The coronavirus reproduction number, or R value, in England is between 1.1 and 1.4, according to the latest Government figures.
Last week, it was between 1.2 and 1.4.
R represents the average number of people each Covid-19 positive person goes on to infect.
When the figure is above 1, an outbreak can grow exponentially but when it is below 1, it means the epidemic is shrinking.
An R number between 1.1 and 1.4 means that, on average, every 10 people infected will infect between 11 and 14 other people.
The East of England has the highest R rate in the country, sitting between 1.3 and 1.5.
This is followed by London, the South East and the South West, which are all at 1.2 to 1.5.

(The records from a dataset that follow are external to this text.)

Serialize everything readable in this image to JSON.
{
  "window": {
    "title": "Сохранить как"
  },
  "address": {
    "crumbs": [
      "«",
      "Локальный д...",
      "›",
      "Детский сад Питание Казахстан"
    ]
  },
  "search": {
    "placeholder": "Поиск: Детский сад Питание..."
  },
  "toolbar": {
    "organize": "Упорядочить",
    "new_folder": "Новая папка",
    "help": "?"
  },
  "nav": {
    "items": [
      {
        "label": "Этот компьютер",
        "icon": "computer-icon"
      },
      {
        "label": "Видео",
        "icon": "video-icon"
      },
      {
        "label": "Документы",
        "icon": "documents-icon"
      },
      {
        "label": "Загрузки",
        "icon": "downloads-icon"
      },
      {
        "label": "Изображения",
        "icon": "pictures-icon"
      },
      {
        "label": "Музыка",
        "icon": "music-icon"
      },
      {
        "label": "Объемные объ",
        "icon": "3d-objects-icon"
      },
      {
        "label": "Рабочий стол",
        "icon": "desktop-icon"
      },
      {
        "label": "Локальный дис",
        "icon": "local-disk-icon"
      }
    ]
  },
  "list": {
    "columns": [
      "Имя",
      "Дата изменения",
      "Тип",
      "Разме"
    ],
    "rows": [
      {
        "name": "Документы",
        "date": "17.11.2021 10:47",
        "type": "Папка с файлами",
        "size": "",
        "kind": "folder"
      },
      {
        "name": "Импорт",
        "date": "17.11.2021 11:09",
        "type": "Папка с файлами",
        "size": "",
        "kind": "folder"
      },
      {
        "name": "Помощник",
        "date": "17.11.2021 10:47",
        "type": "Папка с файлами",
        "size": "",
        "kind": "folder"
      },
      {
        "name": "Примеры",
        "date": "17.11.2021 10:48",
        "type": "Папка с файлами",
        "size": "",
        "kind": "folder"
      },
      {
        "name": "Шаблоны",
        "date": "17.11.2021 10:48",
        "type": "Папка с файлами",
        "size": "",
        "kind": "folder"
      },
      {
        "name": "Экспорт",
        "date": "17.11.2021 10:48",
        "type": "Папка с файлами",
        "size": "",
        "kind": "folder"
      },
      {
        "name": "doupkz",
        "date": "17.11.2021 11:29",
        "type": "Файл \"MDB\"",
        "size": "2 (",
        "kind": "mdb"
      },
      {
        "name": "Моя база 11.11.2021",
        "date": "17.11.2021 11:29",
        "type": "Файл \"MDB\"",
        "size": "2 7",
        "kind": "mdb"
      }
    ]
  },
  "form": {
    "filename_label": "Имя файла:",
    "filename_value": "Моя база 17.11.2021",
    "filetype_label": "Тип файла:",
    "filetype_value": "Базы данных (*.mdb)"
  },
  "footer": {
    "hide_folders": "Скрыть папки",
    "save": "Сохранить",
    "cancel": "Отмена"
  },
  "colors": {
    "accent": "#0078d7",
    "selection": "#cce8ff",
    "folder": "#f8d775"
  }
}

The Midlands sits between 1.1 and 1.4, while the North East and Yorkshire sits between 1.1 and 1.3.
The North West currently has the lowest R rate in the country at 1 to 1.2.
Meanwhile, Covid-19 infections are continuing to rise in most parts of the UK, though there are signs the rate of increase in England might have slowed, new figures suggest.
Around one in 65 people in private households in England had Covid-19 in the week to July 24, up from one in 75 in the previous week, according to the latest estimates from the Office for National Statistics (ONS).
This is the highest level since the week of January 30.
One in 65 is the equivalent of around 856,200 people, up from an estimated 741,700 people in the previous week.
It is the ninth week in a row that infection levels in England have increased - though there are "possible signs" the rate of increase may have slowed, the ONS said.
Infections are also estimated to have risen in Wales and Northern Ireland, though numbers have dropped in Scotland.
Around one in 160 people in Wales are estimated to have had Covid-19 in the week to July 24, up from one in 210 and the highest level since the week to February 12.
In Northern Ireland, the latest estimate is around one in 65 people, up from one in 170 - like England, the highest level since the week to January 30.
For Scotland, the ONS estimates that around one in 110 people had Covid-19 in the week to July 24, down from one in 80 in the previous week.
All figures are for people in private households, and do not include hospitals, care homes and other settings.